The opening of the Vienna World Expo 1873 was an expression of the Habsburg monarchy’s material progress and economic achievement. The years of expansive commercial enterprise in late 1860s-early 1870s were characterised by railroad and industrial expansion, and the growth of Vienna. I won’t discuss the Expo’s location and facilities since Prater Park is nowhere near the Ringstrasse. But we need to note that the old railway station in the city had become too small and had to be rebuilt in time for the Expo. The splendid new Nordbahnhof building was completed in 1865, along with its sculptures and fresco painters.

Mozart in a Ringstrasse Park

Eventually the Ringstrasse parks were filled with musicians’ statues: Mozart, Beethoven and Strauss, and concerts offered music by Mendelssohn, Schubert, Mahler, Brahms and Johann Strauss. The poet Frederick von Schiller was also celebrated, in front of the Fine Arts Academy. The Vienna of Franz Josef took its culture very seriously. Even today, if something really matters in Vienna, it's on the Ringstrasse.


REYAH said...

i really like historical architecture....nice blog!

jenny. said...

Great writing about the Ringstrasse! I was in Vienna this year and it is an absolutely amazing city. The Albertina art museum also blew me away, and I can now say that it's my favorite art museum I've been to thus far in life!

Hels said...

Reyah and jenny

Many thanks...I love it too. I have two references you might like to read:

Wheatcroft, Andrew The Habsburgs: Embodying Empire, Penguin, 1996

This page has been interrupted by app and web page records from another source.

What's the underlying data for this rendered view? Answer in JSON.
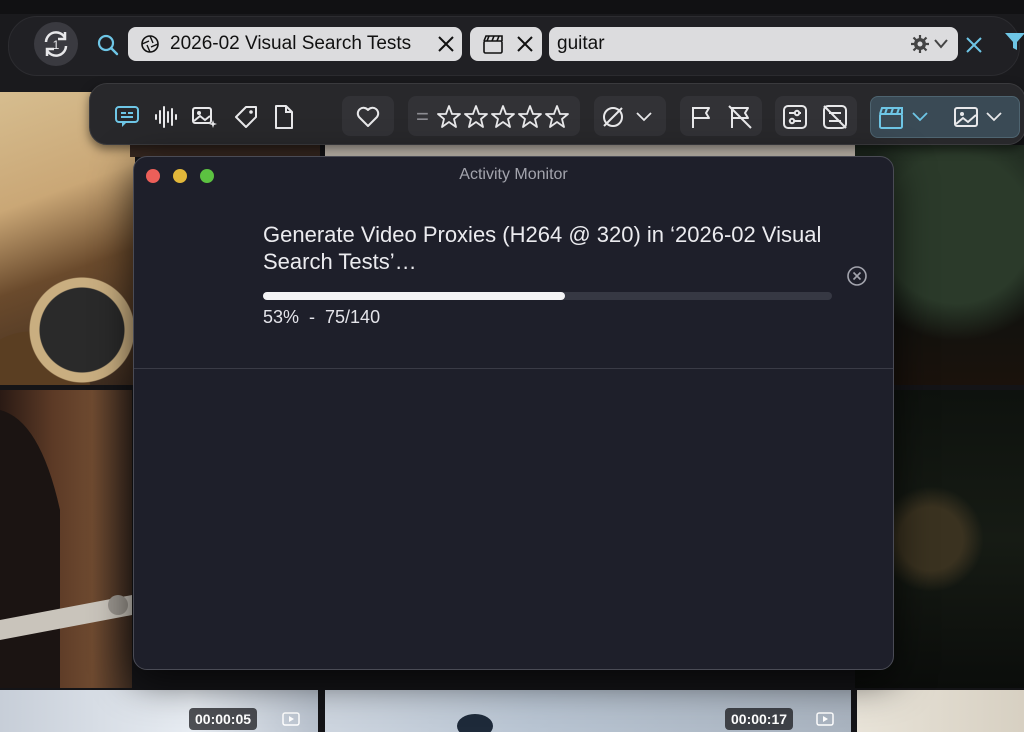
{
  "search": {
    "collection_chip": "2026-02 Visual Search Tests",
    "type_chip_icon": "clapperboard-icon",
    "query": "guitar",
    "sync_badge": "1"
  },
  "filters": {
    "rating_prefix": "=",
    "rating_stars": 5
  },
  "grid": {
    "durations": [
      "00:00:05",
      "00:00:17"
    ]
  },
  "activity_monitor": {
    "title": "Activity Monitor",
    "task": "Generate Video Proxies (H264 @ 320) in ‘2026-02 Visual Search Tests’…",
    "progress": 0.53,
    "progress_text": "53%  -  75/140"
  },
  "colors": {
    "accent": "#6ec6e6",
    "traffic_red": "#ec5f59",
    "traffic_yellow": "#e2b73a",
    "traffic_green": "#5cc241"
  }
}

Winder, Simon Danubia: A personal history of Habsburg Empire, Picado, 2013.

History Today said...

Vienna came late to the idea of demolishing its city walls, long after most European capitals had recognised that modern artillery had made the walls redundant. In Paris, Napoleon III had already shown that the creation of broad boulevards around a city centre increased security because it made the erection of barricades difficult.

Read how Emperor Franz Joseph officially opened the Ringstrasse in Vienna in 1865, 150 years ago.

Adrian Mourby
History Today, October 2015

Hels said...


thank you. I went back into my post and expanded on the reason Franz Joseph pulled down the old walls and built the Ringstrasse.